Record Lows for July 27th from ACIS
|ND||LANGDON EXP FARM||COOP||41||1925|
|ND||DEVILS LAKE KDLR||WBAN||42||1925|
|ND||GRAND FORKS UNIV||COOP||42||1925|
|ND||PETERSBURG 2 N||COOP||42||1971|
|ND||GRAND FORKS INTL AP||WBAN||45||1971|
|ND||FARGO HECTOR INTL AP||WBAN||46||1971|
|ND||HILLSBORO 3 N||COOP||46||1925|
|ND||FORMAN 5 SSE||COOP||47||1897|
|ND||MC LEOD 3 E||COOP||47||1915|
|ND||DEVILS LAKE MUNI AP||WBAN||52||2012|
|ND||SHEYENNE NORTH DAKOTA||RAWS||50||2005|
|ND||CASSELTON AGRONOMY FARM||COOP||47||1991|
|MN||ITASCA UNIV OF MINN||COOP||36||1925|
|MN||WADENA 3 S||COOP||37||1904|
|MN||CROOKSTON NW EXP STN||COOP||41||1925|
|MN||DETROIT LAKES 1 NNE||COOP||41||1981|
|MN||RED LAKE FALLS||COOP||41||1925|
|MN||RED LAKE INDIAN AGCY||COOP||42||1971|
|MN||THIEF RIVER FALLS 2N||COOP||43||1973|
|MN||MAHNOMEN 1 W||COOP||44||1971|
|MN||PARK RAPIDS MUNI AP||WBAN||44||1994|
|MN||TAMARAC WILDLIFE REF||COOP||45||1981|
|MN||GEORGETOWN 1 E||COOP||47||1971|
|MN||DETROIT LAKES 12E||COOP||60||2012|
|MN||GOODRIDGE 12 NNW||WBAN||42||2012|
|MN||DETROIT LAKES MINNESOTA||RAWS||46||2005|
|MN||CAMP NORRIS DNR||COOP||45||2012|
|MN||NEW YORK MILLS||COOP||45||2005|
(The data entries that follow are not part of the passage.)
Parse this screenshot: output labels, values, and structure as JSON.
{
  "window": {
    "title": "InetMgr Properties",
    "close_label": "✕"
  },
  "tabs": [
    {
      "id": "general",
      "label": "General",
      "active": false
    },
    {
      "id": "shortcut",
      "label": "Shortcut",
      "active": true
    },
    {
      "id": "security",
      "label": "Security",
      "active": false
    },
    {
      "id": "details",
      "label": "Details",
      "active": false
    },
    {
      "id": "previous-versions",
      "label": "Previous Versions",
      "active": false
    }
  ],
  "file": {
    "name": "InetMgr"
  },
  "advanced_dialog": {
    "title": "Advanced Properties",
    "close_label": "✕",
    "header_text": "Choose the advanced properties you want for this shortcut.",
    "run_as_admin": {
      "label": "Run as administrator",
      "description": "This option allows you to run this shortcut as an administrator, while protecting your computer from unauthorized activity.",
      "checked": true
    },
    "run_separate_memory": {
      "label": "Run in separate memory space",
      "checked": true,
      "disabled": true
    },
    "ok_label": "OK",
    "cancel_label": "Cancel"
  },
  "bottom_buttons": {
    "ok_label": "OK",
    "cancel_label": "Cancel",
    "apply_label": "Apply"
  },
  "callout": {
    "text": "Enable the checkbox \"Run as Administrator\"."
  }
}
|MN||BAUDETTE INTL AP||WBAN||45||2005|
What is normal? What does that really mean? Without delving too deeply into the math behind the numbers, suffice it to say that the term normal as it is used in conjunction with a meteorological variable such as daily high or low temperature is somewhat misleading. The values that are presented as normal are derived by looking at the daily high and low temperature for a 30 year period then calculating the statistical average value. What is more telling is the range, or standard deviation, in the set of daily values. For instance, the "normal" low at the UND/NWS Grand Forks Climate Station for July 27th is 58 degrees. However, if we looked at the standard deviation for the morning low on July 27th we would see a range of low temperatures that would encompass the expected normal value. For the UND/NWS Climate Station that range is 52 to 64 degrees. In other words, having a morning low as cool as 52 or as warm as 64 on July 27th would truly be "normal" weather. Low temperatures colder - or warmer - would then represent a more unusual weather pattern.
The period of record (POR) means all the data ever taken at a particular station. However, the averages a.k.a. normals are usually formed using the most recent 30 year climatological record. This is a strictly defined 30 year period, in this case 1981-2010, updated once each decade. This 30 year period is assumed to accurately reflect the "climate" at the location. The next 30 year climate averages will be based on years 1991-2020, and will be prepared around 2022.
The Applied Climate Information System (ACIS) developed and maintained by the NOAA Regional Climate Centers (RCCs) is designed to manage the complex flow of information from climate data collectors to the end users of climate information. For more information click here.